---- Data for this exercise

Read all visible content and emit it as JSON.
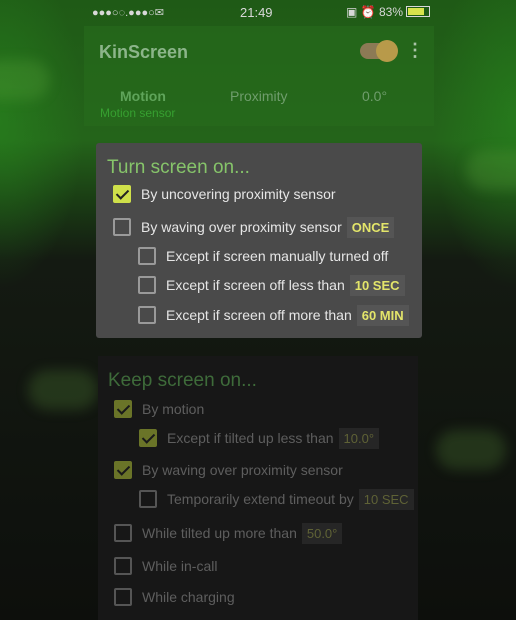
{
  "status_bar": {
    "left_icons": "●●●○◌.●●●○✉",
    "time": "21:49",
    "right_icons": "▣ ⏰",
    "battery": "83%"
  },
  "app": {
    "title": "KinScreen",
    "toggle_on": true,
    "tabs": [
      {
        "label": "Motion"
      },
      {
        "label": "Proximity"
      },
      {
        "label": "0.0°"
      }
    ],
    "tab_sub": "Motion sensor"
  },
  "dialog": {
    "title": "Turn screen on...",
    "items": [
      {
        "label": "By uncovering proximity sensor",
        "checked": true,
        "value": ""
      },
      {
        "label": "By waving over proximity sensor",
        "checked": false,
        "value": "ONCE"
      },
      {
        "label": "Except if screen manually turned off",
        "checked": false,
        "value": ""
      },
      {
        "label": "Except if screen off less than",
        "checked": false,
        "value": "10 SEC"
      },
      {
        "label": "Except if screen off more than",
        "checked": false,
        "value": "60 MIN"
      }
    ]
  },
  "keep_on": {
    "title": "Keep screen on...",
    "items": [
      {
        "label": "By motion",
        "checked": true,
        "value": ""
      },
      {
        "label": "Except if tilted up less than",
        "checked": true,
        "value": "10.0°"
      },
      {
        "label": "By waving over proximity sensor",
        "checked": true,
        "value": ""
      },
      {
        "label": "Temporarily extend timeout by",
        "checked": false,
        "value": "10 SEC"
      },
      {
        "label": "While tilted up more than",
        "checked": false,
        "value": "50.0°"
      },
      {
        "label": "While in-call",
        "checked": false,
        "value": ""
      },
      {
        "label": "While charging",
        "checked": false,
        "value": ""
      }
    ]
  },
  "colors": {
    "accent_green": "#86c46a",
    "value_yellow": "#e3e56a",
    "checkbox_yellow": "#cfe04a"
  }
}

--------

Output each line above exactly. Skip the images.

**Output**
Read all visible content and emit it as JSON.
{
  "status_bar": {
    "left_icons": "●●●○◌.●●●○✉",
    "time": "21:49",
    "right_icons": "▣ ⏰",
    "battery": "83%"
  },
  "app": {
    "title": "KinScreen",
    "toggle_on": true,
    "tabs": [
      {
        "label": "Motion"
      },
      {
        "label": "Proximity"
      },
      {
        "label": "0.0°"
      }
    ],
    "tab_sub": "Motion sensor"
  },
  "dialog": {
    "title": "Turn screen on...",
    "items": [
      {
        "label": "By uncovering proximity sensor",
        "checked": true,
        "value": ""
      },
      {
        "label": "By waving over proximity sensor",
        "checked": false,
        "value": "ONCE"
      },
      {
        "label": "Except if screen manually turned off",
        "checked": false,
        "value": ""
      },
      {
        "label": "Except if screen off less than",
        "checked": false,
        "value": "10 SEC"
      },
      {
        "label": "Except if screen off more than",
        "checked": false,
        "value": "60 MIN"
      }
    ]
  },
  "keep_on": {
    "title": "Keep screen on...",
    "items": [
      {
        "label": "By motion",
        "checked": true,
        "value": ""
      },
      {
        "label": "Except if tilted up less than",
        "checked": true,
        "value": "10.0°"
      },
      {
        "label": "By waving over proximity sensor",
        "checked": true,
        "value": ""
      },
      {
        "label": "Temporarily extend timeout by",
        "checked": false,
        "value": "10 SEC"
      },
      {
        "label": "While tilted up more than",
        "checked": false,
        "value": "50.0°"
      },
      {
        "label": "While in-call",
        "checked": false,
        "value": ""
      },
      {
        "label": "While charging",
        "checked": false,
        "value": ""
      }
    ]
  },
  "colors": {
    "accent_green": "#86c46a",
    "value_yellow": "#e3e56a",
    "checkbox_yellow": "#cfe04a"
  }
}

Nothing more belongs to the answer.